▶ Material shown
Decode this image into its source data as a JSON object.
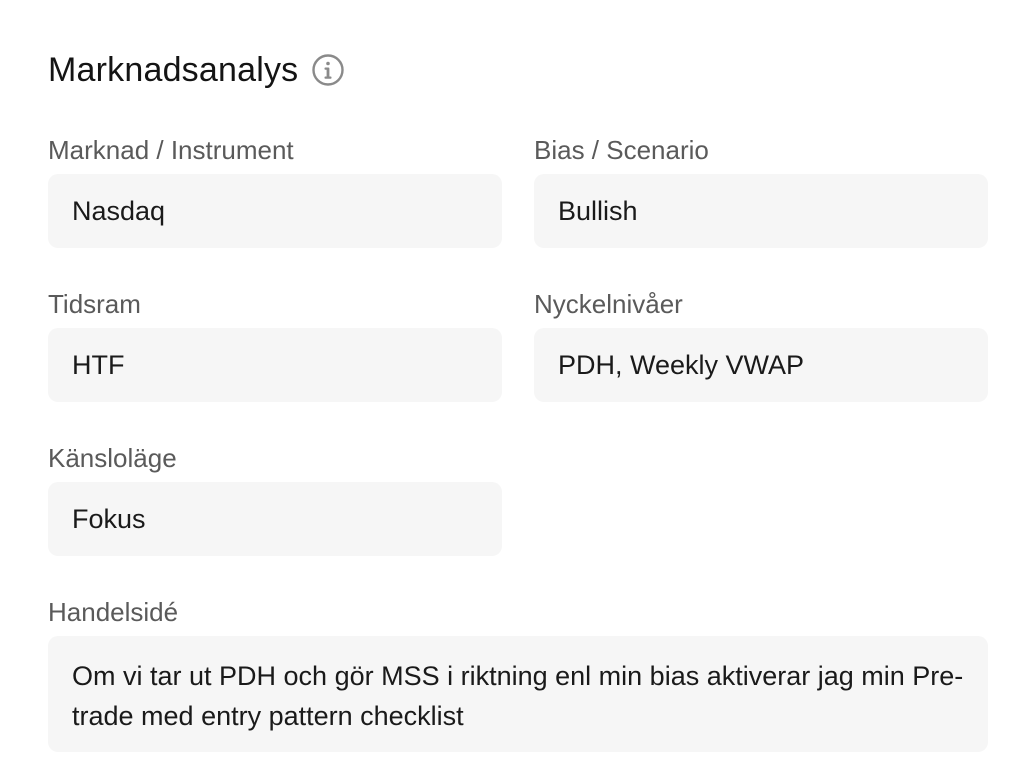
{
  "section": {
    "title": "Marknadsanalys",
    "info_icon": "info-circle-icon"
  },
  "fields": {
    "market": {
      "label": "Marknad / Instrument",
      "value": "Nasdaq"
    },
    "bias": {
      "label": "Bias / Scenario",
      "value": "Bullish"
    },
    "timeframe": {
      "label": "Tidsram",
      "value": "HTF"
    },
    "key_levels": {
      "label": "Nyckelnivåer",
      "value": "PDH, Weekly VWAP"
    },
    "mood": {
      "label": "Känsloläge",
      "value": "Fokus"
    },
    "trade_idea": {
      "label": "Handelsidé",
      "value": "Om vi tar ut PDH och gör MSS i riktning enl min bias aktiverar jag min Pre-trade med entry pattern checklist"
    }
  },
  "colors": {
    "field_background": "#f6f6f6",
    "label_text": "#5a5a5a",
    "value_text": "#1a1a1a"
  }
}
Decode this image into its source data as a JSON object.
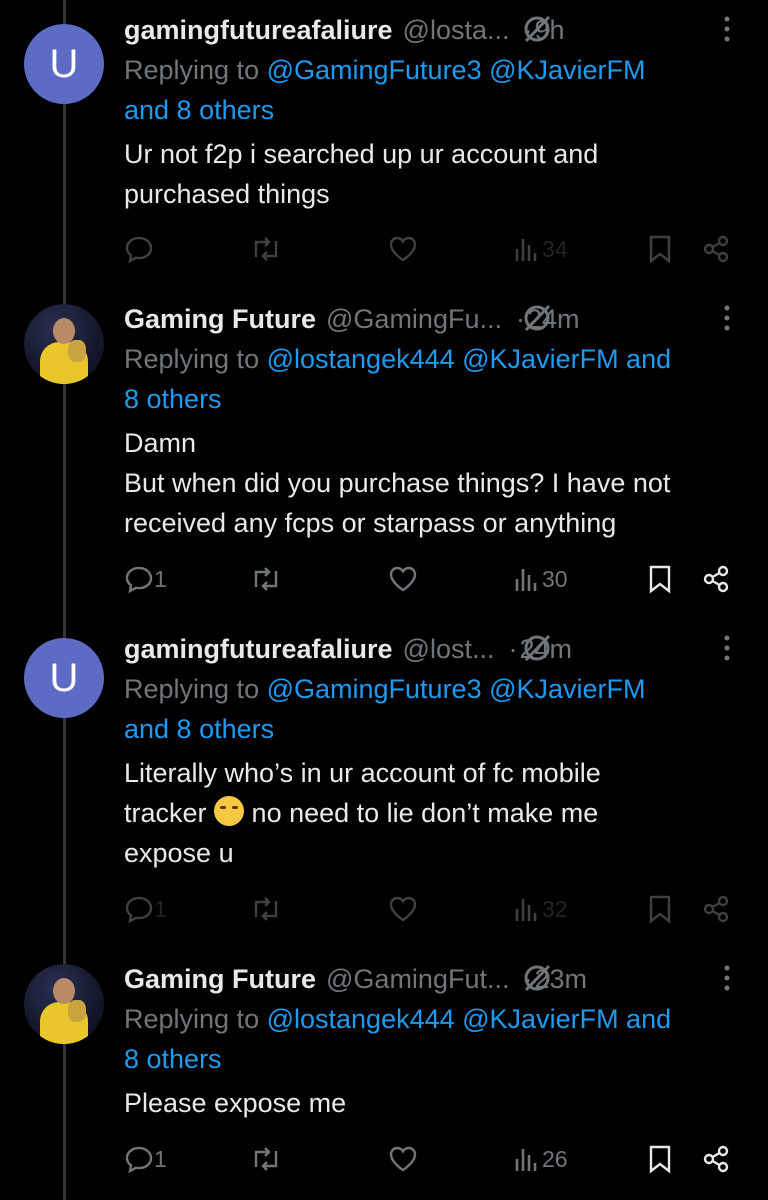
{
  "tweets": [
    {
      "avatar_letter": "U",
      "name": "gamingfutureafaliure",
      "handle": "@losta...",
      "dot": "·",
      "time": "9h",
      "replying_prefix": "Replying to ",
      "replying_links": "@GamingFuture3 @KJavierFM",
      "replying_suffix": "",
      "replying_line2": "and 8 others",
      "body_lines": [
        "Ur not f2p i searched up ur account and",
        "purchased things"
      ],
      "reply_count": "",
      "views": "34"
    },
    {
      "avatar_letter": "",
      "name": "Gaming Future",
      "handle": "@GamingFu...",
      "dot": "·",
      "time": "24m",
      "replying_prefix": "Replying to ",
      "replying_links": "@lostangek444 @KJavierFM and",
      "replying_suffix": "",
      "replying_line2": "8 others",
      "body_lines": [
        "Damn",
        "But when did you purchase things? I have not",
        "received any fcps or starpass or anything"
      ],
      "reply_count": "1",
      "views": "30"
    },
    {
      "avatar_letter": "U",
      "name": "gamingfutureafaliure",
      "handle": "@lost...",
      "dot": "·",
      "time": "24m",
      "replying_prefix": "Replying to ",
      "replying_links": "@GamingFuture3 @KJavierFM",
      "replying_suffix": "",
      "replying_line2": "and 8 others",
      "body_lines": [
        "Literally who’s in ur account of fc mobile",
        "tracker",
        " no need to lie don’t make me",
        "expose u"
      ],
      "reply_count": "1",
      "views": "32"
    },
    {
      "avatar_letter": "",
      "name": "Gaming Future",
      "handle": "@GamingFut...",
      "dot": "·",
      "time": "23m",
      "replying_prefix": "Replying to ",
      "replying_links": "@lostangek444 @KJavierFM and",
      "replying_suffix": "",
      "replying_line2": "8 others",
      "body_lines": [
        "Please expose me"
      ],
      "reply_count": "1",
      "views": "26"
    }
  ],
  "colors": {
    "background": "#000000",
    "text": "#e7e9ea",
    "muted": "#71767b",
    "link": "#1d9bf0",
    "avatar_u": "#5e6bc4"
  },
  "icons": [
    "reply-icon",
    "retweet-icon",
    "like-icon",
    "views-icon",
    "bookmark-icon",
    "share-icon",
    "grok-icon",
    "more-icon"
  ]
}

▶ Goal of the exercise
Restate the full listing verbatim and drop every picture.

▶ Finished task
Decode this image into its source data as a JSON object.
{
  "section": {
    "title": "Marknadsanalys",
    "info_icon": "info-circle-icon"
  },
  "fields": {
    "market": {
      "label": "Marknad / Instrument",
      "value": "Nasdaq"
    },
    "bias": {
      "label": "Bias / Scenario",
      "value": "Bullish"
    },
    "timeframe": {
      "label": "Tidsram",
      "value": "HTF"
    },
    "key_levels": {
      "label": "Nyckelnivåer",
      "value": "PDH, Weekly VWAP"
    },
    "mood": {
      "label": "Känsloläge",
      "value": "Fokus"
    },
    "trade_idea": {
      "label": "Handelsidé",
      "value": "Om vi tar ut PDH och gör MSS i riktning enl min bias aktiverar jag min Pre-trade med entry pattern checklist"
    }
  },
  "colors": {
    "field_background": "#f6f6f6",
    "label_text": "#5a5a5a",
    "value_text": "#1a1a1a"
  }
}
Decode this image into its source data as a JSON object.
{
  "tweets": [
    {
      "avatar_letter": "U",
      "name": "gamingfutureafaliure",
      "handle": "@losta...",
      "dot": "·",
      "time": "9h",
      "replying_prefix": "Replying to ",
      "replying_links": "@GamingFuture3 @KJavierFM",
      "replying_suffix": "",
      "replying_line2": "and 8 others",
      "body_lines": [
        "Ur not f2p i searched up ur account and",
        "purchased things"
      ],
      "reply_count": "",
      "views": "34"
    },
    {
      "avatar_letter": "",
      "name": "Gaming Future",
      "handle": "@GamingFu...",
      "dot": "·",
      "time": "24m",
      "replying_prefix": "Replying to ",
      "replying_links": "@lostangek444 @KJavierFM and",
      "replying_suffix": "",
      "replying_line2": "8 others",
      "body_lines": [
        "Damn",
        "But when did you purchase things? I have not",
        "received any fcps or starpass or anything"
      ],
      "reply_count": "1",
      "views": "30"
    },
    {
      "avatar_letter": "U",
      "name": "gamingfutureafaliure",
      "handle": "@lost...",
      "dot": "·",
      "time": "24m",
      "replying_prefix": "Replying to ",
      "replying_links": "@GamingFuture3 @KJavierFM",
      "replying_suffix": "",
      "replying_line2": "and 8 others",
      "body_lines": [
        "Literally who’s in ur account of fc mobile",
        "tracker",
        " no need to lie don’t make me",
        "expose u"
      ],
      "reply_count": "1",
      "views": "32"
    },
    {
      "avatar_letter": "",
      "name": "Gaming Future",
      "handle": "@GamingFut...",
      "dot": "·",
      "time": "23m",
      "replying_prefix": "Replying to ",
      "replying_links": "@lostangek444 @KJavierFM and",
      "replying_suffix": "",
      "replying_line2": "8 others",
      "body_lines": [
        "Please expose me"
      ],
      "reply_count": "1",
      "views": "26"
    }
  ],
  "colors": {
    "background": "#000000",
    "text": "#e7e9ea",
    "muted": "#71767b",
    "link": "#1d9bf0",
    "avatar_u": "#5e6bc4"
  },
  "icons": [
    "reply-icon",
    "retweet-icon",
    "like-icon",
    "views-icon",
    "bookmark-icon",
    "share-icon",
    "grok-icon",
    "more-icon"
  ]
}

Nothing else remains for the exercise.